Boeing must convince regulators the Dreamliner and its battery upgrade are safe before flights can resume, LaHood said after speaking at a conference sponsored by the Export-Import Bank in Washington, D.C. The concept for the fix on which the FAA signed off in March “was a good plan,” and regulators are now waiting to see the results, he said.

“We want to get it right,” LaHood said. “We want to make sure that everything’s done correctly. We want to be able to assure the flying public that these planes are safe.”

Boeing’s ground tests included overheating the system to evaluate a stainless-steel enclosure designed to eliminate the possibility of fire and a tube that would vent any liquid or vapors outside the plane. The design also increases the spacing and insulation for the power cells to prevent the spread of any overheating and includes new circuitry for the battery chargers.

The 787’s lithium-ion battery will be the subject of a two-day forum held next week by the National Transportation Safety Board.

The NTSB continues to investigate the Jan. 7 battery fire on a parked 787 operated by Japan Airlines.

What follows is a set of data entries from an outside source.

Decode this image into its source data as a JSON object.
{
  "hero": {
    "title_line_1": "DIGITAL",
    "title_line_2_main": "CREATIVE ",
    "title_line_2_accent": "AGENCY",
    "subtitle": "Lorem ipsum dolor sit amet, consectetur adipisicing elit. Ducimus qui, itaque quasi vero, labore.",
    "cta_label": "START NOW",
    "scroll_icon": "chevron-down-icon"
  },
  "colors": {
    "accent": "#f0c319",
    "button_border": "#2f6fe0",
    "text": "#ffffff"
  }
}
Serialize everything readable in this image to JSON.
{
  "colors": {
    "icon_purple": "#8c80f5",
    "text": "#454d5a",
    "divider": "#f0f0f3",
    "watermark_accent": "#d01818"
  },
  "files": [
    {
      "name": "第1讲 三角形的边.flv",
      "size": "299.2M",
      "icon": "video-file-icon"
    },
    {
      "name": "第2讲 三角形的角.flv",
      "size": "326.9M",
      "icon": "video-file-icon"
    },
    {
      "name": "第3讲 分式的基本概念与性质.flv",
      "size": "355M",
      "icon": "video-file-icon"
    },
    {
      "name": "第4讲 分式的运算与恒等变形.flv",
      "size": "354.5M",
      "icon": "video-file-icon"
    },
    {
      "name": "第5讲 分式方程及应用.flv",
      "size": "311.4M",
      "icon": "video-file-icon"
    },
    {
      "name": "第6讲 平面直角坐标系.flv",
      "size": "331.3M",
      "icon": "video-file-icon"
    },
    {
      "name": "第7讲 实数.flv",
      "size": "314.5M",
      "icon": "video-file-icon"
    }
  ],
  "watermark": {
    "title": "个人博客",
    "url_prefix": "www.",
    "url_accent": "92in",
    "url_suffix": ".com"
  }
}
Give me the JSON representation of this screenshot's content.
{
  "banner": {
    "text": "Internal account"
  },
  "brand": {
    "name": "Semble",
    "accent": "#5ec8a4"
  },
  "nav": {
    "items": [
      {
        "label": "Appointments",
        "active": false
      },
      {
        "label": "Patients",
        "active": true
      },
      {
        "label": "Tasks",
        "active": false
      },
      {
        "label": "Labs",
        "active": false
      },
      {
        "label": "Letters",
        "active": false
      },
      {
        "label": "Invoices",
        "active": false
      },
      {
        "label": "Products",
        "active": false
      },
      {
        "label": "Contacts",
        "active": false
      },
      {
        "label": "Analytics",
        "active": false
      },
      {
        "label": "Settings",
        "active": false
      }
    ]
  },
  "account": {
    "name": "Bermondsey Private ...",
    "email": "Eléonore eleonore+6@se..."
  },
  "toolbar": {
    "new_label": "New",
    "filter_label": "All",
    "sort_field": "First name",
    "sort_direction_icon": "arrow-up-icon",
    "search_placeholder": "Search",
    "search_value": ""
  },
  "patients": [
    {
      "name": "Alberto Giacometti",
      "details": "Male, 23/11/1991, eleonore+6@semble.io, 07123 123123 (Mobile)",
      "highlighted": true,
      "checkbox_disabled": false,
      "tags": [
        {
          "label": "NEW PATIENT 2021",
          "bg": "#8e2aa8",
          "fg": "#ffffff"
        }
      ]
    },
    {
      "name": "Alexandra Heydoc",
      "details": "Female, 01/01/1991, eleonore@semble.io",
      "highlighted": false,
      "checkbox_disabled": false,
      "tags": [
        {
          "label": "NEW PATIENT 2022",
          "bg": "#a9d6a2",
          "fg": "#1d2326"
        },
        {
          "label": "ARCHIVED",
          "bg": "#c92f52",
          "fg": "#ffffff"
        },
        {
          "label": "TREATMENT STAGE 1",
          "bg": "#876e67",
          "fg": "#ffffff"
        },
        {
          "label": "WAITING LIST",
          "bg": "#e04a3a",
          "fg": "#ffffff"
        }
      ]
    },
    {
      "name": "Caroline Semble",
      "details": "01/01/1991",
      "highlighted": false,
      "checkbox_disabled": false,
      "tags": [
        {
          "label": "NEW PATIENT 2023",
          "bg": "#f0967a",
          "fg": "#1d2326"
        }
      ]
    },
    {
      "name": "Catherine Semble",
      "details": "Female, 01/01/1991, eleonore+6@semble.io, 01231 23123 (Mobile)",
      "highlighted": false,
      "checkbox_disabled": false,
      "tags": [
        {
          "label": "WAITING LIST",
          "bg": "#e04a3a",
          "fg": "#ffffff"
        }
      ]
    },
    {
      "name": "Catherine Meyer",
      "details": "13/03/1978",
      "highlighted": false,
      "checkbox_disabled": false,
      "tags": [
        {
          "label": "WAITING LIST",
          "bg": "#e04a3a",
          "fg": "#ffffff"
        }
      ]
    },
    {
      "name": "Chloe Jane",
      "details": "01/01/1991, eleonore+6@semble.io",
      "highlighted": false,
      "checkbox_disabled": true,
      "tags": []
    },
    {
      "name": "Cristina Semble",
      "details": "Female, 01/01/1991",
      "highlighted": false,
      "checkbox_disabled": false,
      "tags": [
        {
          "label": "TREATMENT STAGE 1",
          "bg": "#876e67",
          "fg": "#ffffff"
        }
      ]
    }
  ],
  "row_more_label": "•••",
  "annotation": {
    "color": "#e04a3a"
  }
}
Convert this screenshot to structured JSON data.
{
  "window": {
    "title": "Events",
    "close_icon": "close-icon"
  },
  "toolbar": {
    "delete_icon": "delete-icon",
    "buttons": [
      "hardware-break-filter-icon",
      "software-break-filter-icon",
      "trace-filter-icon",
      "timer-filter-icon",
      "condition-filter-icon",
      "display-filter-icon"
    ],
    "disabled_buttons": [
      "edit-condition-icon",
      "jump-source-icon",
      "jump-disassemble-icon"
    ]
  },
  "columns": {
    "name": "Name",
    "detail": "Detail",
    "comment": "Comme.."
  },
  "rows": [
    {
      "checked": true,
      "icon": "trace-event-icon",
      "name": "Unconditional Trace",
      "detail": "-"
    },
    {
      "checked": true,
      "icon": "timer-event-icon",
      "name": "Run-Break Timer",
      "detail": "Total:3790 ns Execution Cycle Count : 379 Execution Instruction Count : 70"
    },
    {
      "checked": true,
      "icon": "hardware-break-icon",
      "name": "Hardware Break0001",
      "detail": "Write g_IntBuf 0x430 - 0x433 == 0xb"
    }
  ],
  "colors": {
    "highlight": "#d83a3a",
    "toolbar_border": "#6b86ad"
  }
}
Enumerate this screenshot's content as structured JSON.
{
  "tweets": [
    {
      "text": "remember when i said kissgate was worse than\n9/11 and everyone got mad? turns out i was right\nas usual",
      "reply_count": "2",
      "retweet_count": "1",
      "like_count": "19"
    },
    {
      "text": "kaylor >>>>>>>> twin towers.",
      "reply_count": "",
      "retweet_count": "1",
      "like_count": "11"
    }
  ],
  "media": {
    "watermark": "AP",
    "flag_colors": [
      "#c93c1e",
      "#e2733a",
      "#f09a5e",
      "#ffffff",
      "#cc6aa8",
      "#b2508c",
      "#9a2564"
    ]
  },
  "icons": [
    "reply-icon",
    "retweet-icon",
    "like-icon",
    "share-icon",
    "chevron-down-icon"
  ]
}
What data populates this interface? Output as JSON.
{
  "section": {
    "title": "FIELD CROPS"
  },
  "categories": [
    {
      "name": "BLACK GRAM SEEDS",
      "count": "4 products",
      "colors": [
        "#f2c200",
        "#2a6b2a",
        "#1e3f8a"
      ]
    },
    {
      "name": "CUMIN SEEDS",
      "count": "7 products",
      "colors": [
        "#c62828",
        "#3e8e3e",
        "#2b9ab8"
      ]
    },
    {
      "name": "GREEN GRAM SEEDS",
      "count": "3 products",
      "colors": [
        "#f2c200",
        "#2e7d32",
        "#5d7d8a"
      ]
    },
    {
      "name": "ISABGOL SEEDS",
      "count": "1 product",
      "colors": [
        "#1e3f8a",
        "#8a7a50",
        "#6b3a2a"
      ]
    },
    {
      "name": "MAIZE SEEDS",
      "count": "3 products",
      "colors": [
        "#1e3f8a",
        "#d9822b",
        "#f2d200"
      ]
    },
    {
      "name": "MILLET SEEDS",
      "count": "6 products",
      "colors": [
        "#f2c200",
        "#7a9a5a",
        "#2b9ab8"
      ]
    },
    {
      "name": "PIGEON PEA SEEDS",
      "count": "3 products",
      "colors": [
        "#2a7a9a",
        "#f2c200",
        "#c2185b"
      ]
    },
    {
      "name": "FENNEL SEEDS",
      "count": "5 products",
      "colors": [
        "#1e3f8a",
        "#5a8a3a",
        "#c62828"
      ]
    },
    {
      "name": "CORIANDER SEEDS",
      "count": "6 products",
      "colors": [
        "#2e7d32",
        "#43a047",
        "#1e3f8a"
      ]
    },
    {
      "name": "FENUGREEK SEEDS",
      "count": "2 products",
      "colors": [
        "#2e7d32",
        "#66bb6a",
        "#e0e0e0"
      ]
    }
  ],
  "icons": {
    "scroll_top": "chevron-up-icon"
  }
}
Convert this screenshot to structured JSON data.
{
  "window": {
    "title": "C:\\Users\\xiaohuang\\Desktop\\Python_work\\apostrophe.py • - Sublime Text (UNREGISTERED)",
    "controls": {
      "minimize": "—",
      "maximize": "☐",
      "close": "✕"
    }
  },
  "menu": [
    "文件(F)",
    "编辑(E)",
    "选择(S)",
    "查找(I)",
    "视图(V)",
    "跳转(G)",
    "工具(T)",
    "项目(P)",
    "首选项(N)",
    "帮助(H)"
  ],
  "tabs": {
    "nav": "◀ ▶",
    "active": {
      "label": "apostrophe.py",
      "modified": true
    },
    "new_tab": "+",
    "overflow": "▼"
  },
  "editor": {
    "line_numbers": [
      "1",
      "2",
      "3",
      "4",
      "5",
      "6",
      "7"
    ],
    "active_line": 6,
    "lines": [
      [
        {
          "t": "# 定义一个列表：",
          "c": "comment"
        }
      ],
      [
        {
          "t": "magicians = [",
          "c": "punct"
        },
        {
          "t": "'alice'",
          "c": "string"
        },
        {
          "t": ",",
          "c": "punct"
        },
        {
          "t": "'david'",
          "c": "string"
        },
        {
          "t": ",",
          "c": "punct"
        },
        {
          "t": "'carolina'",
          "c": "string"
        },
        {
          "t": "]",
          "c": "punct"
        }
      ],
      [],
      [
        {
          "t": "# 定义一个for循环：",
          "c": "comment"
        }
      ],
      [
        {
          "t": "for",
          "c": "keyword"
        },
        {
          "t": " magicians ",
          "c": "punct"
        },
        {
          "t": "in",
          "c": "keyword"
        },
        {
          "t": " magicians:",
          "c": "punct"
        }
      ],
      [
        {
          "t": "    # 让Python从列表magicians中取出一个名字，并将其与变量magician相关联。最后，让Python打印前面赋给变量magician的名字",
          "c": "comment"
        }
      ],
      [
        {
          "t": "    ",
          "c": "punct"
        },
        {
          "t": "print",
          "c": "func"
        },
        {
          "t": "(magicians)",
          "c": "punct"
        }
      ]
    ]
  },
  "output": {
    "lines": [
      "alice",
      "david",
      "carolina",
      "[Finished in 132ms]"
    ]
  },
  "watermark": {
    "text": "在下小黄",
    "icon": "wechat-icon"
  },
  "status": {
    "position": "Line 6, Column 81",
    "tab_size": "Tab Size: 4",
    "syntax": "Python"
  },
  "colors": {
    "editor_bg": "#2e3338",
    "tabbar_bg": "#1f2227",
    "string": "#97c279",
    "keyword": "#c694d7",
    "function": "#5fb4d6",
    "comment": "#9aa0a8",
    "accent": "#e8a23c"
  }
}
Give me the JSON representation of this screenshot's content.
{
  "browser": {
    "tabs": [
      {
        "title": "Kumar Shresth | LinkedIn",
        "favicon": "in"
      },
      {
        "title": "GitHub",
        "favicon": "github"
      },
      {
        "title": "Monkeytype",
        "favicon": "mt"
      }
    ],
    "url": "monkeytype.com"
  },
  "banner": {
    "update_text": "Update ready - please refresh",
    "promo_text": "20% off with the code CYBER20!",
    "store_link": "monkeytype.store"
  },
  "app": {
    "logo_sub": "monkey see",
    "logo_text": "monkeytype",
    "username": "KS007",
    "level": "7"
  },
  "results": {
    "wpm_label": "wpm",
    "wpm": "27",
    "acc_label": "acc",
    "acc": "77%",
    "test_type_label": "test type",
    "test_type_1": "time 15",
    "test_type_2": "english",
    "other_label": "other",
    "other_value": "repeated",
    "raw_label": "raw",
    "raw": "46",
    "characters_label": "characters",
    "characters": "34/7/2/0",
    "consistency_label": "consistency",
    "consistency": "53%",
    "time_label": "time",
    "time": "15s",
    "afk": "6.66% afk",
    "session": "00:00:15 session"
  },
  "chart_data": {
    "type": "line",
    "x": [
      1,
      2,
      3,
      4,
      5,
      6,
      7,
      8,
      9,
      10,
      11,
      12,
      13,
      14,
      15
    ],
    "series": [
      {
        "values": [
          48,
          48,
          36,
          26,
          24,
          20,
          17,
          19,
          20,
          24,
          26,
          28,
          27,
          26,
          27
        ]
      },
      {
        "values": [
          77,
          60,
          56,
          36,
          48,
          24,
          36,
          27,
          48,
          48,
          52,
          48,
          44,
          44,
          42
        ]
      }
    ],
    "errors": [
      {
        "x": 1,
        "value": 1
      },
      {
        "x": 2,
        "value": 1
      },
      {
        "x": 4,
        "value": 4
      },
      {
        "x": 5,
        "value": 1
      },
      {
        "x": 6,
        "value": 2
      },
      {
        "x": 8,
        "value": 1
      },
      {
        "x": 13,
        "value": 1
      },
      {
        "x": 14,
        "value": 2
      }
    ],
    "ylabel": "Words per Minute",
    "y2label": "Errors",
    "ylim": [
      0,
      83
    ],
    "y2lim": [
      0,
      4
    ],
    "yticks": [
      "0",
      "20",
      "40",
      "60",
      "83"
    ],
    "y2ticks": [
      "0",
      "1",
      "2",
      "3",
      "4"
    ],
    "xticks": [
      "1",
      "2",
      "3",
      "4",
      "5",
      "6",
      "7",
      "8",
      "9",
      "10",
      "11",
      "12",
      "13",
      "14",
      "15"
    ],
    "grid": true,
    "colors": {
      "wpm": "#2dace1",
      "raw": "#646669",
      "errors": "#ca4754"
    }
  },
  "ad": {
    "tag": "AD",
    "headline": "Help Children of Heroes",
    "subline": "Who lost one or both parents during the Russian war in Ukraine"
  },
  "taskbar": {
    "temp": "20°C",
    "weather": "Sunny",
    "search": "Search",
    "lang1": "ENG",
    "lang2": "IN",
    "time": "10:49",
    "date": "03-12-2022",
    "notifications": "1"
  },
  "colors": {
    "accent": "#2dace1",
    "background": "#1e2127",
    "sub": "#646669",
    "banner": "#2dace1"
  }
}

Japanese aviation officials also are investigating a Jan. 15 battery problem on an All Nippon Airways Dreamliner.

The NTSB will hold a hearing April 23 and 24 about the Jan. 7 incident.

The Dreamliner’s battery woes also has drawn the attention of the U.S. Senate. The transportation committee will hold an April 16 hearing on the FAA’s ongoing investigation of the 787.

Bloomberg News contributed to this report.

More in Herald Business Journal

Health-care consumers need to take the lead, so get smart

David Russian, CEO of Western Washington Medical Group, writes our third essay about fixing health care.

More business, more competition for Everett kidney dialysis center

Nonprofit Puget Sound Kidney Centers sees large for-profit competitors enter state market.

Boeing makes investments in future of autonomous flight

“We believe these are … technology enablers that could change the future of aviation.”

Behavioral economics still requires some development

It promises a better understanding of human decision making and a better economic model.

Molina Medical holds fall carnival for families in Everett

Molina Medical is hosting a free event for families in the Everett… Continue reading

Leadership Snohomish County celebrates 20 years of service

Leadership Snohomish County is celebrating its 20th anniversary. The organization was launched… Continue reading

Snohomish, Monroe manufacturers honored for innovation, excellence

Two Snohomish County companies have been honored with Manufacturing Excellence awards at… Continue reading

Remodeled home tours planned this weekend

This weekend, Edmonds-based Chermak Construction will participate in the 2017 Remodeled Homes… Continue reading

Barron Heating to celebrate anniversary at Marysville showroom

Barron Heating and Air Conditioning is celebrating its 45th anniversary from 10… Continue reading

Most Read